[SUPPLIED DATA — start]

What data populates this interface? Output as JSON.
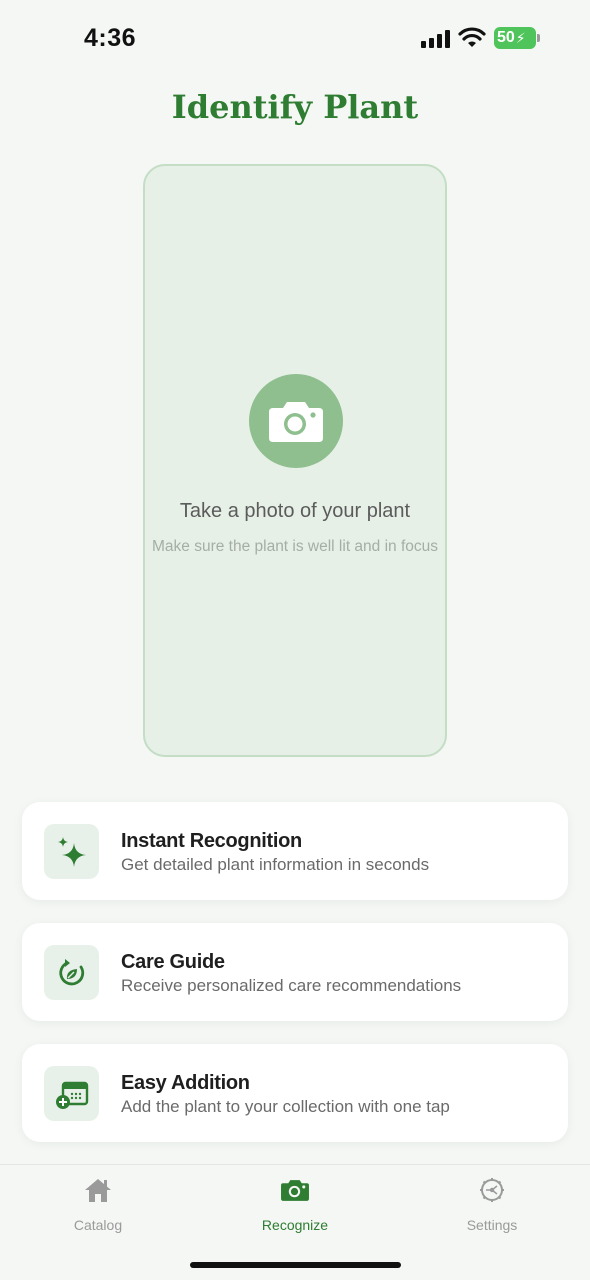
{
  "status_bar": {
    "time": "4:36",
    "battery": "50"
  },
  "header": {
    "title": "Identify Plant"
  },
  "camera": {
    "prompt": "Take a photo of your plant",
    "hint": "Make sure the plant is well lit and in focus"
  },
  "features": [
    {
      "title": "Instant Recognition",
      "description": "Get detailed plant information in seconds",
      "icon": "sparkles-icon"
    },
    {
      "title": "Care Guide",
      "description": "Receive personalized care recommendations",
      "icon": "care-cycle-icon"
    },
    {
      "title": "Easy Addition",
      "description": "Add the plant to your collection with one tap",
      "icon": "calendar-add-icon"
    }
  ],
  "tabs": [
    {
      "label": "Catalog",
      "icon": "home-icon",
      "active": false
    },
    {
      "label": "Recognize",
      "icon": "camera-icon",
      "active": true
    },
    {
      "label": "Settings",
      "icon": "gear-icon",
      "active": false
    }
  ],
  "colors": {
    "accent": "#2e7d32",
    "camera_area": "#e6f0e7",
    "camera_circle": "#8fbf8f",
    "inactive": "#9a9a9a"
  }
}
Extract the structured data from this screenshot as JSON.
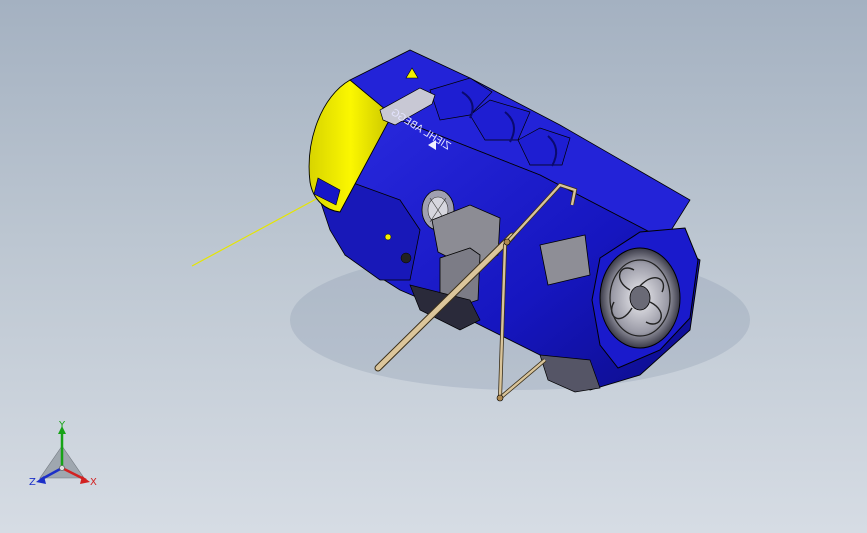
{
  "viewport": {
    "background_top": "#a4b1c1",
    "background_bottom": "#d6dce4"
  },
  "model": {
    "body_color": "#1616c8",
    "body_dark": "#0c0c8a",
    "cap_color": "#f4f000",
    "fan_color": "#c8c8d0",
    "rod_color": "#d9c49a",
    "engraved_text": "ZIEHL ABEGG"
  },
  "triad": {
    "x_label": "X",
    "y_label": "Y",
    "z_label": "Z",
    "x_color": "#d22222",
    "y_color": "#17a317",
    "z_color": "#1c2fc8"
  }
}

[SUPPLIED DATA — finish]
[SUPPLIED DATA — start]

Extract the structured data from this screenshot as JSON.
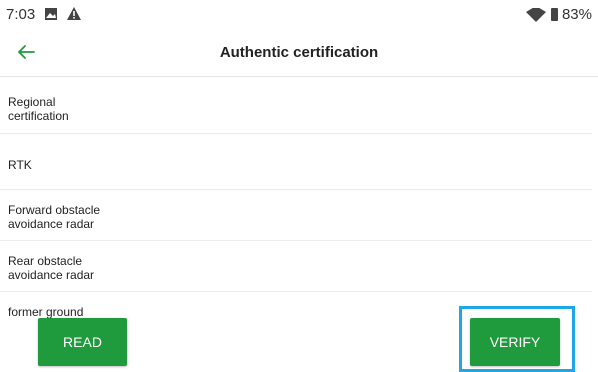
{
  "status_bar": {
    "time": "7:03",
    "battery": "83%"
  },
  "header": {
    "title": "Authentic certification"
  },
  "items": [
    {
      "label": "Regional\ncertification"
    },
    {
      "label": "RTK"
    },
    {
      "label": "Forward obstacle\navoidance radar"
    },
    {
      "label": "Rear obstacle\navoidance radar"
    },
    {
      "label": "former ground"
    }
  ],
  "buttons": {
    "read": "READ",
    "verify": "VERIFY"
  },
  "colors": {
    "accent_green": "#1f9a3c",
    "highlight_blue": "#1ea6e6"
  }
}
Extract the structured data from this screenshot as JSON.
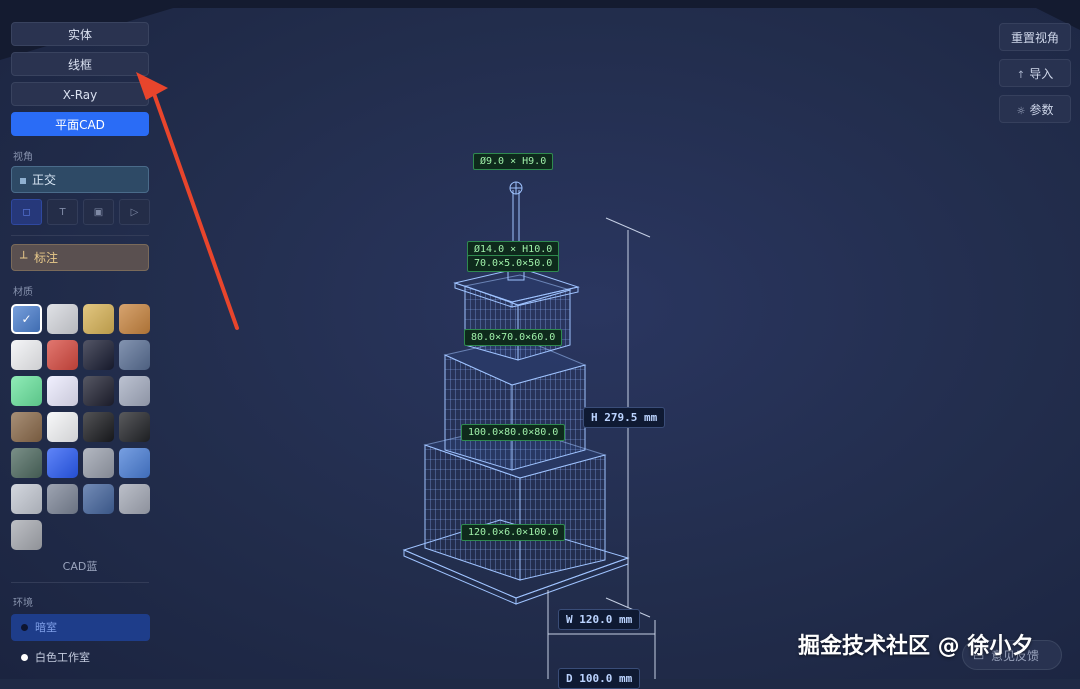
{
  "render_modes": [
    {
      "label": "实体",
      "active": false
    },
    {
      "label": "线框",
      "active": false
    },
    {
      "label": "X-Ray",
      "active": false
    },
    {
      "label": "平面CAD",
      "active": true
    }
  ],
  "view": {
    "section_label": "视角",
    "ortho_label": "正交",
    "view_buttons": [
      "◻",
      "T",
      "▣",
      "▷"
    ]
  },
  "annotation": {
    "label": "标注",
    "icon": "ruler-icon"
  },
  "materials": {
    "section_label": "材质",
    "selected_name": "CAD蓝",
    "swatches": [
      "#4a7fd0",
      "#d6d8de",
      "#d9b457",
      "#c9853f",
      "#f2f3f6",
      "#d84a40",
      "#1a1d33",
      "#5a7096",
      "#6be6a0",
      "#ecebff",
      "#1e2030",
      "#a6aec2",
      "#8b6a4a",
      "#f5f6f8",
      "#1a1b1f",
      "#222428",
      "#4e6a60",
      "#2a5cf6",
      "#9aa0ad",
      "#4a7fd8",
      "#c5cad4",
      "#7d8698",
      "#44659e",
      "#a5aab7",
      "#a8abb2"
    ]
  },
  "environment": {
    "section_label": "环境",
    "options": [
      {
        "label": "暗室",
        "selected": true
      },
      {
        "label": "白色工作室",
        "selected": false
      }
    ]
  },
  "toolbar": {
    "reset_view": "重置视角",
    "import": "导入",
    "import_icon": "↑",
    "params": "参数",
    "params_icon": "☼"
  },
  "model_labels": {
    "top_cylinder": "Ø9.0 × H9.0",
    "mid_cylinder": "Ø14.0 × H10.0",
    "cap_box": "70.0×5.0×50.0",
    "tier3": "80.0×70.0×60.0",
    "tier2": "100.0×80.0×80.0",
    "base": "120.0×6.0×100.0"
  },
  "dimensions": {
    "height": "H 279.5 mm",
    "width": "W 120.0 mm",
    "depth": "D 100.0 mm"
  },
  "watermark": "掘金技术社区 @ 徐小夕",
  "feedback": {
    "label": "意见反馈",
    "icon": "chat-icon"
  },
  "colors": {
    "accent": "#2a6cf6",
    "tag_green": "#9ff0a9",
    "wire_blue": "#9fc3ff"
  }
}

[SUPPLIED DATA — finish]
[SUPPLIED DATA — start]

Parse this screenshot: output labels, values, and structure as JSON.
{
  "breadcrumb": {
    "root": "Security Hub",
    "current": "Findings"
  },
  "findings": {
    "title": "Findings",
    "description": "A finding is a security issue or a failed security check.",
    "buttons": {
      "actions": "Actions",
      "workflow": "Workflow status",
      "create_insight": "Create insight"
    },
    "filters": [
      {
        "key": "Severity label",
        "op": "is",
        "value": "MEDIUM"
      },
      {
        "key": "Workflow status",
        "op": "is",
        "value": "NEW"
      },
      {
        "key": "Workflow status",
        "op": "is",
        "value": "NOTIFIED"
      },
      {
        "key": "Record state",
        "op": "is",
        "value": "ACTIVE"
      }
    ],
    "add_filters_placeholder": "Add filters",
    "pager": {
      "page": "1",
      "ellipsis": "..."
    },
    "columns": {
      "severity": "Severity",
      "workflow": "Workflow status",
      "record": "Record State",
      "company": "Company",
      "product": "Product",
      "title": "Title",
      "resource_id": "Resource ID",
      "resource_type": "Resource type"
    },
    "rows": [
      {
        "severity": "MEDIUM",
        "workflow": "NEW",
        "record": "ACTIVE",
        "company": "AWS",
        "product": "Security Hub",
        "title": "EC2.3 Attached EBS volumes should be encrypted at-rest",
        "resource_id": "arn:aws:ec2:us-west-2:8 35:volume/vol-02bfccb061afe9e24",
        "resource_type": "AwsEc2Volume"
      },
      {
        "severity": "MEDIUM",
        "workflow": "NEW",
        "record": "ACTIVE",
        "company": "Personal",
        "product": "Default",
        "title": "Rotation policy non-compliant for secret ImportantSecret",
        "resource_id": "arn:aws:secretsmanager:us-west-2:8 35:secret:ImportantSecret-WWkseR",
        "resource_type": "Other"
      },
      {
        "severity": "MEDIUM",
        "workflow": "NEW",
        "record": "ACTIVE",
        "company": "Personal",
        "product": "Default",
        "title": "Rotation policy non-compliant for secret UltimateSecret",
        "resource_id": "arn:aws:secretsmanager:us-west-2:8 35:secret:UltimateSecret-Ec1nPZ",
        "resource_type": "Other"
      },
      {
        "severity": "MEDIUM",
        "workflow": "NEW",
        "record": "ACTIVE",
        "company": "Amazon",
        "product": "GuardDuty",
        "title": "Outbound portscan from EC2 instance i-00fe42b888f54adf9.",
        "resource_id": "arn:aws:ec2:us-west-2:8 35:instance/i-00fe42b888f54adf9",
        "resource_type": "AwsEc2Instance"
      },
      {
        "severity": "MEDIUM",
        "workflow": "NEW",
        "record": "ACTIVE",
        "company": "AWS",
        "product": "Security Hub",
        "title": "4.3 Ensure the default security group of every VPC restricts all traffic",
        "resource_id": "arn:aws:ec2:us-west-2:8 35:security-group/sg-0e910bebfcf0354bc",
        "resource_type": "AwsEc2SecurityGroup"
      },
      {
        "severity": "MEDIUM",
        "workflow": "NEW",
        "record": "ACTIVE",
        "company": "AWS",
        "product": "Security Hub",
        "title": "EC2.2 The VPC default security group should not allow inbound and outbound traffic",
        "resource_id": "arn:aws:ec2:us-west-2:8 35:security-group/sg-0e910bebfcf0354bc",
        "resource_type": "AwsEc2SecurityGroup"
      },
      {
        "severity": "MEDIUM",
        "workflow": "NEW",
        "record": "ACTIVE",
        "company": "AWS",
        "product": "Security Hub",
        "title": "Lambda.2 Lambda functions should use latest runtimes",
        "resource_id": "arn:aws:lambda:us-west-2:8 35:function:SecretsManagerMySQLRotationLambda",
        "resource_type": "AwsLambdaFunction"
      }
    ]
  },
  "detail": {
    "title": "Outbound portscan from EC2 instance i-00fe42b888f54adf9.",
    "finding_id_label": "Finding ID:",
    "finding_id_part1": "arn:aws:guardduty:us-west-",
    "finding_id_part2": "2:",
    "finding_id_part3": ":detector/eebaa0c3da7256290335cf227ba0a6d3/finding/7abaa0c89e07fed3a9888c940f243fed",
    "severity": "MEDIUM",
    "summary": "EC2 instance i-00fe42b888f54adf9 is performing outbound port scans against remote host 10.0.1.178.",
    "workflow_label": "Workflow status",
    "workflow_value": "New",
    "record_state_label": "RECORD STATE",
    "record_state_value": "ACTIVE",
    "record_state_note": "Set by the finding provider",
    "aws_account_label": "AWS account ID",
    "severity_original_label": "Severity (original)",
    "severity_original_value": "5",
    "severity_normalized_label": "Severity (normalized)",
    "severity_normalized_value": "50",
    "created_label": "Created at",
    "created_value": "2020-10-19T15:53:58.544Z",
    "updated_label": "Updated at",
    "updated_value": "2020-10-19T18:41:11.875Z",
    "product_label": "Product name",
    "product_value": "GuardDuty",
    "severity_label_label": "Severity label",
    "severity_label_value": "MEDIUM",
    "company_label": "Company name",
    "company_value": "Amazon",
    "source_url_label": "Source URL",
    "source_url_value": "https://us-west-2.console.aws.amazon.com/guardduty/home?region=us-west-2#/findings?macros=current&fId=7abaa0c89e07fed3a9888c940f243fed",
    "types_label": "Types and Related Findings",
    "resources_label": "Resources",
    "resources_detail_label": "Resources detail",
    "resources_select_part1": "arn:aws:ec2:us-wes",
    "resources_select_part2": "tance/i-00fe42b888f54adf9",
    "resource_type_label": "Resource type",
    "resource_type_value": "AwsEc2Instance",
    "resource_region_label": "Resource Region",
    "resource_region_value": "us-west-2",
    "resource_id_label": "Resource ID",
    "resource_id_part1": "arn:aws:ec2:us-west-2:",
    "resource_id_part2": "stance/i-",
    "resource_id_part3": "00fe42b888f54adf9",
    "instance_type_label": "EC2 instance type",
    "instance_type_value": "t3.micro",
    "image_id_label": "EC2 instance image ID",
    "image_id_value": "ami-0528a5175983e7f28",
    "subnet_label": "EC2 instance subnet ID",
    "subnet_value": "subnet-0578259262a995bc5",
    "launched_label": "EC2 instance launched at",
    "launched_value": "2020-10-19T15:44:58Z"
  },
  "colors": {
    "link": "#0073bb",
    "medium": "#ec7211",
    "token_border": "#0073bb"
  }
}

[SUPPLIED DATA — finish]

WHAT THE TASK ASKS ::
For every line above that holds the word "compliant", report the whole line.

COMPLETED TASK ::
        "title": "Rotation policy non-compliant for secret ImportantSecret",
        "title": "Rotation policy non-compliant for secret UltimateSecret",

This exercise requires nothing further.